**DIRECTIONS**
Any picture in the material should be left out, while all other lines are copied exactly.

------ SOURCE DATA

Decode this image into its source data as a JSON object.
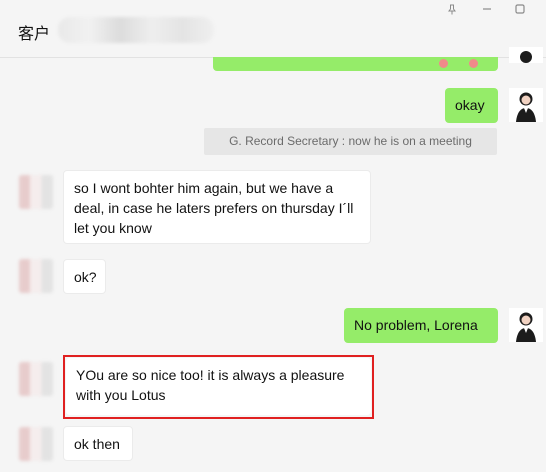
{
  "window": {
    "title": "客户",
    "buttons": {
      "pin": "pin-icon",
      "minimize": "minimize-icon",
      "maximize": "maximize-icon"
    }
  },
  "messages": [
    {
      "id": "m0",
      "side": "out",
      "text": ""
    },
    {
      "id": "m1",
      "side": "out",
      "text": "okay"
    },
    {
      "id": "m2",
      "side": "system",
      "text": "G. Record Secretary : now he is on a meeting"
    },
    {
      "id": "m3",
      "side": "in",
      "text": "so I wont bohter him again, but we have a deal, in case he laters prefers on thursday I´ll let you know"
    },
    {
      "id": "m4",
      "side": "in",
      "text": "ok?"
    },
    {
      "id": "m5",
      "side": "out",
      "text": "No problem, Lorena"
    },
    {
      "id": "m6",
      "side": "in",
      "text": "YOu are so nice too! it is always a pleasure with you Lotus",
      "highlighted": true
    },
    {
      "id": "m7",
      "side": "in",
      "text": "ok then"
    }
  ],
  "colors": {
    "outgoing_bubble": "#95ec69",
    "incoming_bubble": "#ffffff",
    "highlight_border": "#e02020",
    "background": "#f5f5f5"
  }
}
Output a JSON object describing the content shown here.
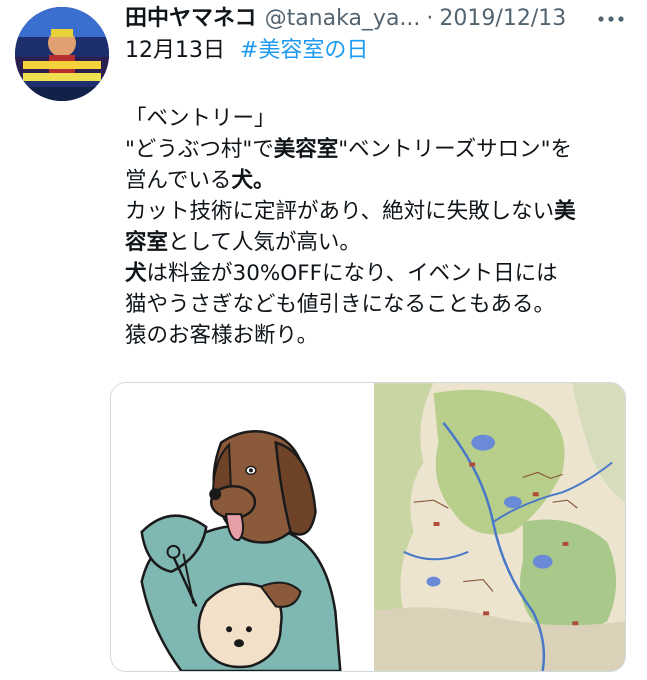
{
  "tweet": {
    "author_name": "田中ヤマネコ",
    "handle": "@tanaka_ya...",
    "separator": "·",
    "date": "2019/12/13",
    "date_line": "12月13日",
    "hashtag": "#美容室の日",
    "body": {
      "line1": "「ベントリー」",
      "line2_a": "\"どうぶつ村\"で",
      "line2_b": "美容室",
      "line2_c": "\"ベントリーズサロン\"を",
      "line3_a": "営んでいる",
      "line3_b": "犬。",
      "line4_a": "カット技術に定評があり、絶対に失敗しない",
      "line4_b": "美",
      "line5_a": "容室",
      "line5_b": "として人気が高い。",
      "line6_a": "犬",
      "line6_b": "は料金が30%OFFになり、イベント日には",
      "line7": "猫やうさぎなども値引きになることもある。",
      "line8": "猿のお客様お断り。"
    }
  },
  "icons": {
    "more": "more-horizontal-icon"
  },
  "colors": {
    "link": "#1d9bf0",
    "secondary_text": "#536471",
    "primary_text": "#0f1419"
  }
}
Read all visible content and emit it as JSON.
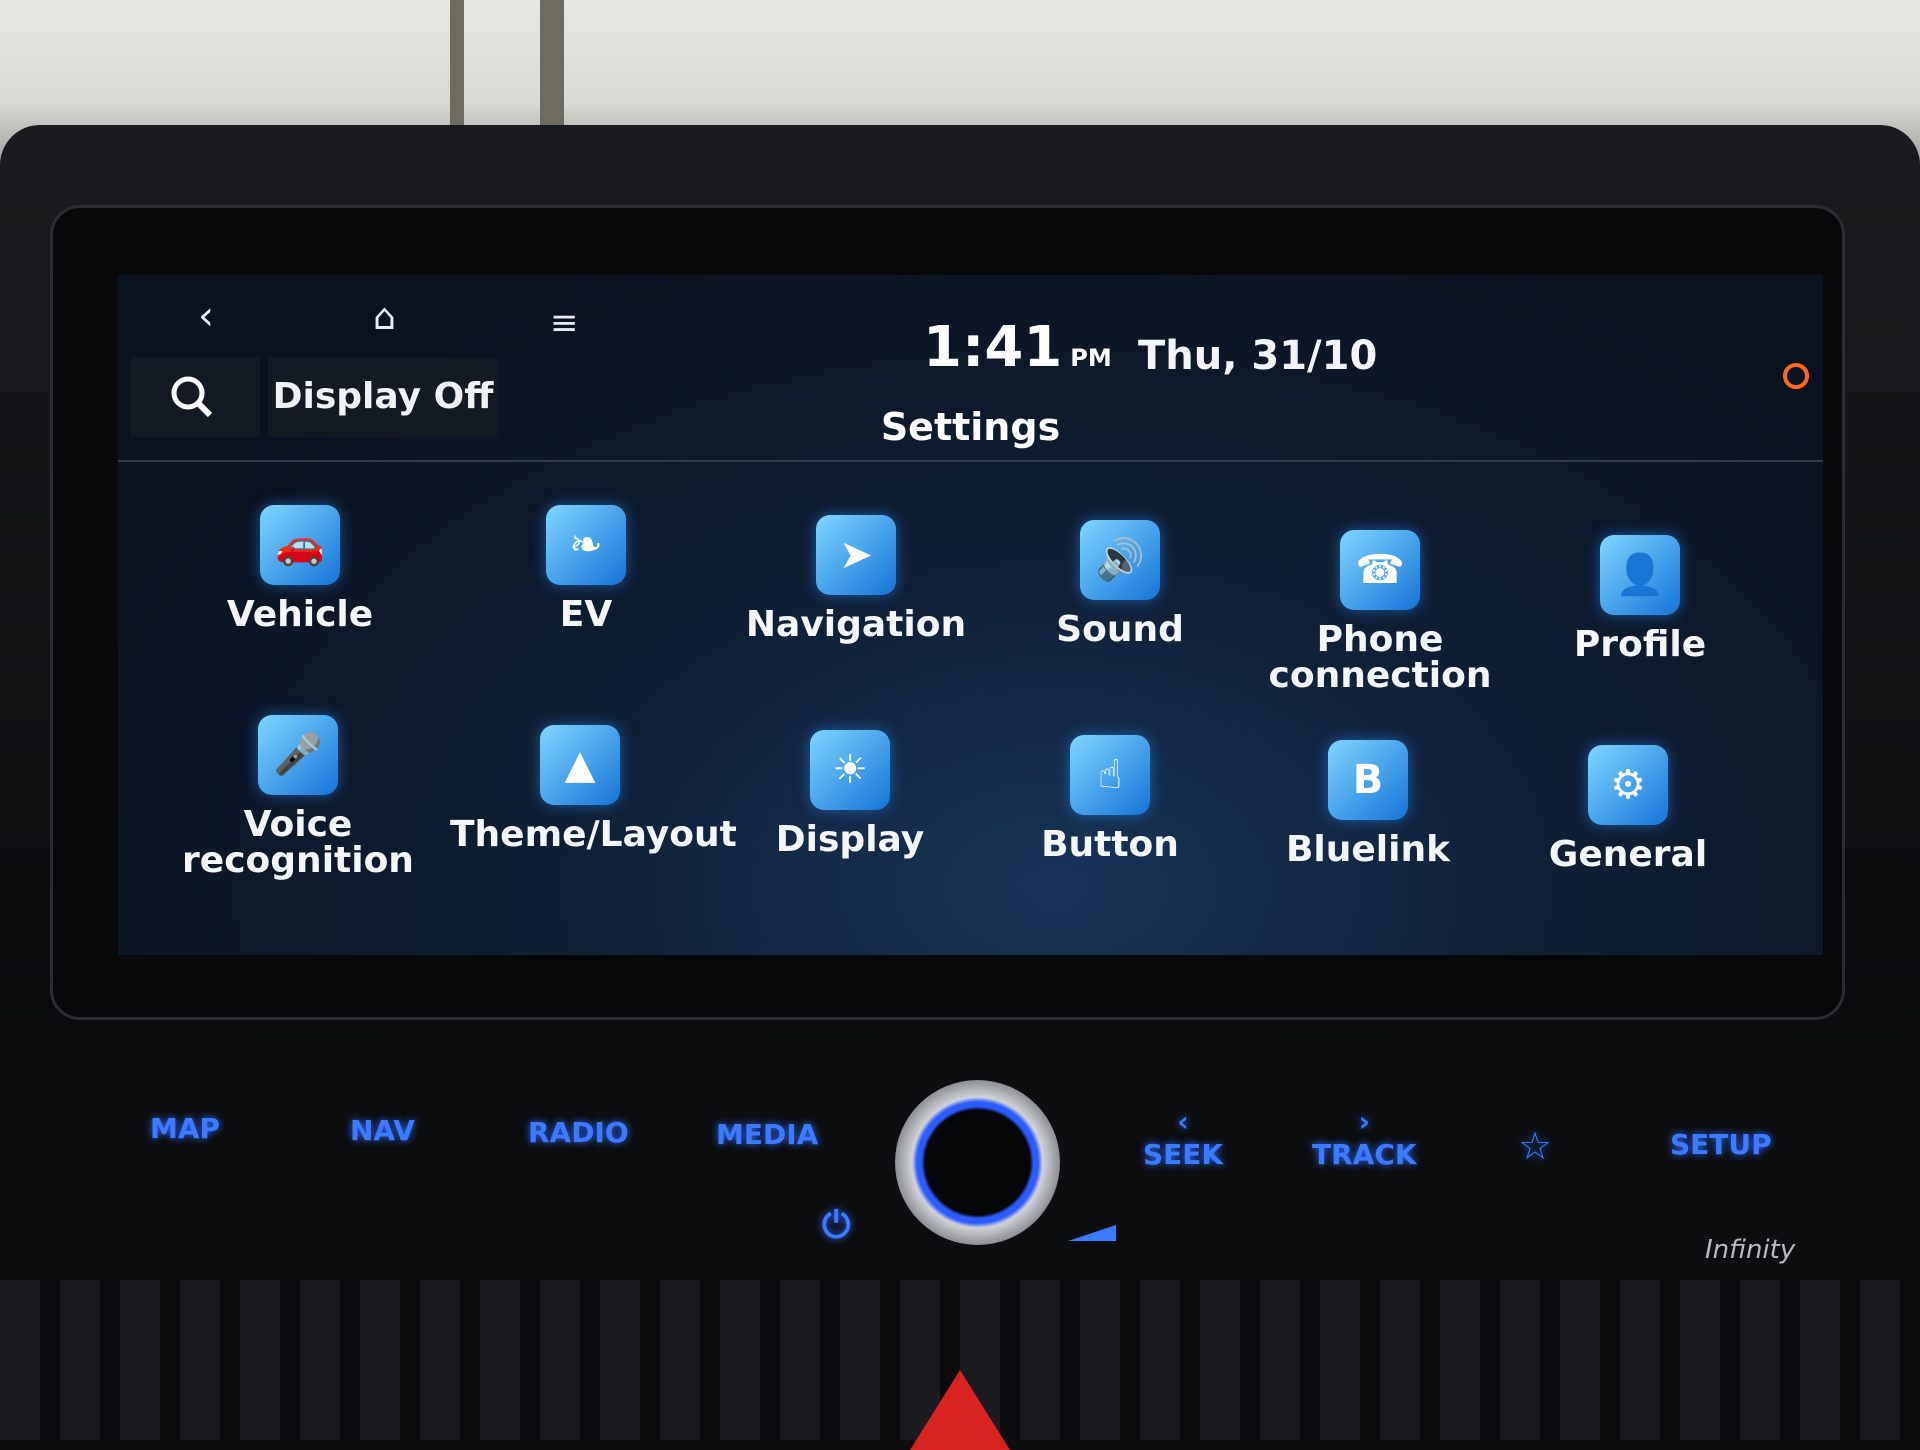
{
  "status_bar": {
    "time": "1:41",
    "ampm": "PM",
    "date": "Thu, 31/10"
  },
  "top_nav": {
    "back_icon": "back-chevron-icon",
    "home_icon": "home-icon",
    "menu_icon": "menu-icon",
    "search_icon": "search-icon",
    "display_off_label": "Display Off",
    "status_icon": "camera-off-icon"
  },
  "page": {
    "title": "Settings"
  },
  "settings_items": [
    {
      "label": "Vehicle",
      "icon": "car-gear-icon"
    },
    {
      "label": "EV",
      "icon": "leaf-gear-icon"
    },
    {
      "label": "Navigation",
      "icon": "navigation-arrow-icon"
    },
    {
      "label": "Sound",
      "icon": "speaker-icon"
    },
    {
      "label": "Phone connection",
      "icon": "phone-icon"
    },
    {
      "label": "Profile",
      "icon": "profile-card-icon"
    },
    {
      "label": "Voice recognition",
      "icon": "microphone-icon"
    },
    {
      "label": "Theme/Layout",
      "icon": "picture-icon"
    },
    {
      "label": "Display",
      "icon": "display-brightness-icon"
    },
    {
      "label": "Button",
      "icon": "button-press-icon"
    },
    {
      "label": "Bluelink",
      "icon": "bluelink-icon"
    },
    {
      "label": "General",
      "icon": "gear-icon"
    }
  ],
  "hardware_buttons": {
    "map": "MAP",
    "nav": "NAV",
    "radio": "RADIO",
    "media": "MEDIA",
    "seek": "SEEK",
    "track": "TRACK",
    "setup": "SETUP",
    "favorite_icon": "star-icon",
    "power_icon": "power-icon",
    "volume_icon": "volume-wedge-icon"
  },
  "brand": {
    "logo": "Infinity"
  },
  "colors": {
    "accent": "#3c7bff",
    "screen_bg": "#0f1e33",
    "status_icon": "#ff6a1a"
  }
}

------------

**EXERCISE RESULT**
Decode this image into its source data as a JSON object.
{
  "window": {
    "title": "客户",
    "buttons": {
      "pin": "pin-icon",
      "minimize": "minimize-icon",
      "maximize": "maximize-icon"
    }
  },
  "messages": [
    {
      "id": "m0",
      "side": "out",
      "text": ""
    },
    {
      "id": "m1",
      "side": "out",
      "text": "okay"
    },
    {
      "id": "m2",
      "side": "system",
      "text": "G. Record Secretary : now he is on a meeting"
    },
    {
      "id": "m3",
      "side": "in",
      "text": "so I wont bohter him again, but we have a deal, in case he laters prefers on thursday I´ll let you know"
    },
    {
      "id": "m4",
      "side": "in",
      "text": "ok?"
    },
    {
      "id": "m5",
      "side": "out",
      "text": "No problem, Lorena"
    },
    {
      "id": "m6",
      "side": "in",
      "text": "YOu are so nice too! it is always a pleasure with you Lotus",
      "highlighted": true
    },
    {
      "id": "m7",
      "side": "in",
      "text": "ok then"
    }
  ],
  "colors": {
    "outgoing_bubble": "#95ec69",
    "incoming_bubble": "#ffffff",
    "highlight_border": "#e02020",
    "background": "#f5f5f5"
  }
}
Output a JSON object describing the content shown here.
{
  "tweet": {
    "author_name": "田中ヤマネコ",
    "handle": "@tanaka_ya...",
    "separator": "·",
    "date": "2019/12/13",
    "date_line": "12月13日",
    "hashtag": "#美容室の日",
    "body": {
      "line1": "「ベントリー」",
      "line2_a": "\"どうぶつ村\"で",
      "line2_b": "美容室",
      "line2_c": "\"ベントリーズサロン\"を",
      "line3_a": "営んでいる",
      "line3_b": "犬。",
      "line4_a": "カット技術に定評があり、絶対に失敗しない",
      "line4_b": "美",
      "line5_a": "容室",
      "line5_b": "として人気が高い。",
      "line6_a": "犬",
      "line6_b": "は料金が30%OFFになり、イベント日には",
      "line7": "猫やうさぎなども値引きになることもある。",
      "line8": "猿のお客様お断り。"
    }
  },
  "icons": {
    "more": "more-horizontal-icon"
  },
  "colors": {
    "link": "#1d9bf0",
    "secondary_text": "#536471",
    "primary_text": "#0f1419"
  }
}
Read all visible content and emit it as JSON.
{
  "status_bar": {
    "time": "1:41",
    "ampm": "PM",
    "date": "Thu, 31/10"
  },
  "top_nav": {
    "back_icon": "back-chevron-icon",
    "home_icon": "home-icon",
    "menu_icon": "menu-icon",
    "search_icon": "search-icon",
    "display_off_label": "Display Off",
    "status_icon": "camera-off-icon"
  },
  "page": {
    "title": "Settings"
  },
  "settings_items": [
    {
      "label": "Vehicle",
      "icon": "car-gear-icon"
    },
    {
      "label": "EV",
      "icon": "leaf-gear-icon"
    },
    {
      "label": "Navigation",
      "icon": "navigation-arrow-icon"
    },
    {
      "label": "Sound",
      "icon": "speaker-icon"
    },
    {
      "label": "Phone connection",
      "icon": "phone-icon"
    },
    {
      "label": "Profile",
      "icon": "profile-card-icon"
    },
    {
      "label": "Voice recognition",
      "icon": "microphone-icon"
    },
    {
      "label": "Theme/Layout",
      "icon": "picture-icon"
    },
    {
      "label": "Display",
      "icon": "display-brightness-icon"
    },
    {
      "label": "Button",
      "icon": "button-press-icon"
    },
    {
      "label": "Bluelink",
      "icon": "bluelink-icon"
    },
    {
      "label": "General",
      "icon": "gear-icon"
    }
  ],
  "hardware_buttons": {
    "map": "MAP",
    "nav": "NAV",
    "radio": "RADIO",
    "media": "MEDIA",
    "seek": "SEEK",
    "track": "TRACK",
    "setup": "SETUP",
    "favorite_icon": "star-icon",
    "power_icon": "power-icon",
    "volume_icon": "volume-wedge-icon"
  },
  "brand": {
    "logo": "Infinity"
  },
  "colors": {
    "accent": "#3c7bff",
    "screen_bg": "#0f1e33",
    "status_icon": "#ff6a1a"
  }
}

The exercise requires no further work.